Kirk said her dramaturg Corthron was invaluable to the project.

“I knew I needed not only a dramaturg, but a sensitivity reader,” Kirk said. “I think it’s very important if you’re going to be writing characters that are not part of your lived experience that you find someone with the authority and the experience to look at that aspect of your work. Kia Corthron is a prolifically published and produced African American playwright and novelist. Her most recent novel is set in the same time period, and many of the things that she was writing about overlap with this play. Corthron’s work is political and there’s an important political dimension to this play. Kia and I went to graduate school together, so we knew each other, and I reached out to her and asked her if she would be willing to serve as my reader and my dramaturg, and she graciously agreed. She has been brilliant in both capacities.”

Corthron’s most recent novel, “Moon and the Mars,” tells a coming-of-age story of a young Black/Irish girl in the Five Points district in New York in the years just before and during the Civil War. Her awards include the Windham Campbell Prize for Drama, the Horton Foote Prize, the Flora Roberts Award, and more.

"Among the infinite literary pages dedicated to the 16th president, Christina Kirk's stage portrayal is unique in that it gives voice not just to Mary Todd but to Lincoln's African American intimates,” Corthron said. “’A House Divided’ is a meticulously researched work, politically invigorating and deliciously theatrical."

The reading will feature professional actors from Chicago and Omaha, as well as local talent. Students and faculty from the Johnny Carson School of Theatre and Film will also be involved.

“I have two students playing roles, and I have one student reading the stage directions, and I’ll probably have a student assistant director,” Kirk said.

Kirk said she hopes the play lets people think about their relationships and how they navigate differences with each other.

“I hope people think critically about how it is to relate to those whose opinions or points of view are different from their own, and that they find some empathy for what it’s like to be in conflict with someone, particularly a family member, who may see the world differently than they do,” she said. “The play asks us to consider the stakes involved in loving someone unconditionally.”

Kirk hopes “A House Divided” can eventually be produced.

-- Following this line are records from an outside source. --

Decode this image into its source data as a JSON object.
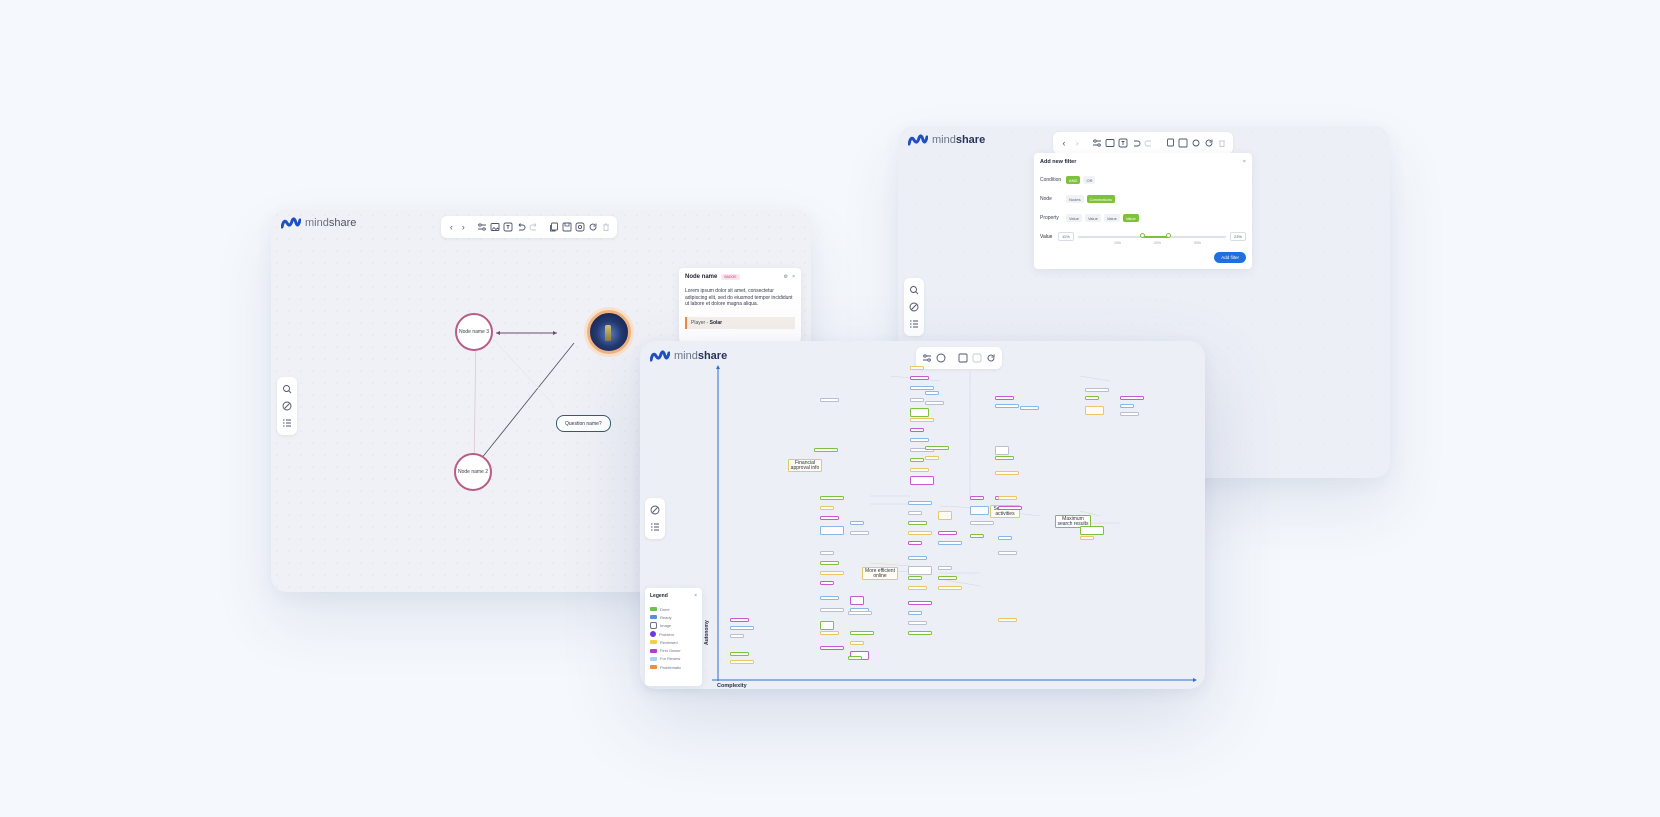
{
  "brand": {
    "part_a": "mind",
    "part_b": "share",
    "color": "#1f4fc1"
  },
  "window_a": {
    "nodes": {
      "n3": "Node name 3",
      "n2": "Node name 2",
      "question": "Question name?"
    },
    "node_panel": {
      "title": "Node name",
      "badge": "BADGE",
      "description": "Lorem ipsum dolor sit amet, consectetur adipiscing elit, sed do eiusmod tempor incididunt ut labore et dolore magna aliqua.",
      "player_label": "Player - ",
      "player_value": "Solar"
    }
  },
  "filter_panel": {
    "title": "Add new filter",
    "close": "×",
    "condition_label": "Condition",
    "conditions": [
      "AND",
      "OR"
    ],
    "node_label": "Node",
    "node_options": [
      "Nodes",
      "Connections"
    ],
    "property_label": "Property",
    "property_options": [
      "Value",
      "Value",
      "Value",
      "Value"
    ],
    "value_label": "Value",
    "value_min": "11%",
    "value_max": "23%",
    "slider": {
      "start": 0.44,
      "end": 0.61
    },
    "ticks": [
      "10%",
      "20%",
      "30%"
    ],
    "button": "Add filter"
  },
  "legend": {
    "title": "Legend",
    "close": "×",
    "items": [
      {
        "label": "Done",
        "color": "#6cc24a",
        "shape": "rect"
      },
      {
        "label": "Ready",
        "color": "#5a8de0",
        "shape": "rect"
      },
      {
        "label": "Image",
        "color": "#6b7386",
        "shape": "outline"
      },
      {
        "label": "Problem",
        "color": "#6c3be0",
        "shape": "circle"
      },
      {
        "label": "Reviewed",
        "color": "#f2cf45",
        "shape": "rect"
      },
      {
        "label": "First Owner",
        "color": "#b43be0",
        "shape": "rect"
      },
      {
        "label": "For Review",
        "color": "#a7d3f7",
        "shape": "rect"
      },
      {
        "label": "Problematic",
        "color": "#f08f3a",
        "shape": "rect"
      }
    ]
  },
  "matrix": {
    "y_axis": "Autonomy",
    "x_axis": "Complexity",
    "labels": {
      "financial": "Financial approval info",
      "search": "Search for activities",
      "efficient": "More efficient online browsing",
      "maximum": "Maximum search results is 300"
    }
  }
}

“It’d be great to produce it in Lincoln, Nebraska. It would also be wonderful to produce it in Illinois, the “Land of Lincoln,” so I’ll be reaching out to producers in the Chicago area,” she said. “I’d also like to get it published, so I’ll likely be submitting it to contests and be looking for other ways to get it out there.”

Kirk has had fun writing the play and hopes to do more of that in the future.

“This is definitely a new venture for me. Most of my scholarship, to date, has been as a director and as an actor,” she said. “This was a departure for me, but it’s what I want to do now. I’ve already got my idea for my next play.”

Kirk previously served as the director of the Johnny Carson School of Theatre and Film and executive director of the Nebraska Repertory Theatre from 2019-2022. Her directing credits include The Living Theatre, New Dramatists, assisting Liviu Ciulei at Arena Stage and numerous productions for Otterbein University Theatre and Otterbein Summer Theatre. She recently performed the role of Linda in the Nebraska Repertory Theatre’s 2022 production of “Death of a Salesman” and has performed at the Illinois Shakespeare Festival, the Illinois Repertory Theatre, CATCO (Contemporary American Theatre Company), among others.

The Studio Theatre is located on the first floor of the Temple Building, which is located at 12th and R streets on the University of Nebraska–Lincoln’s city campus.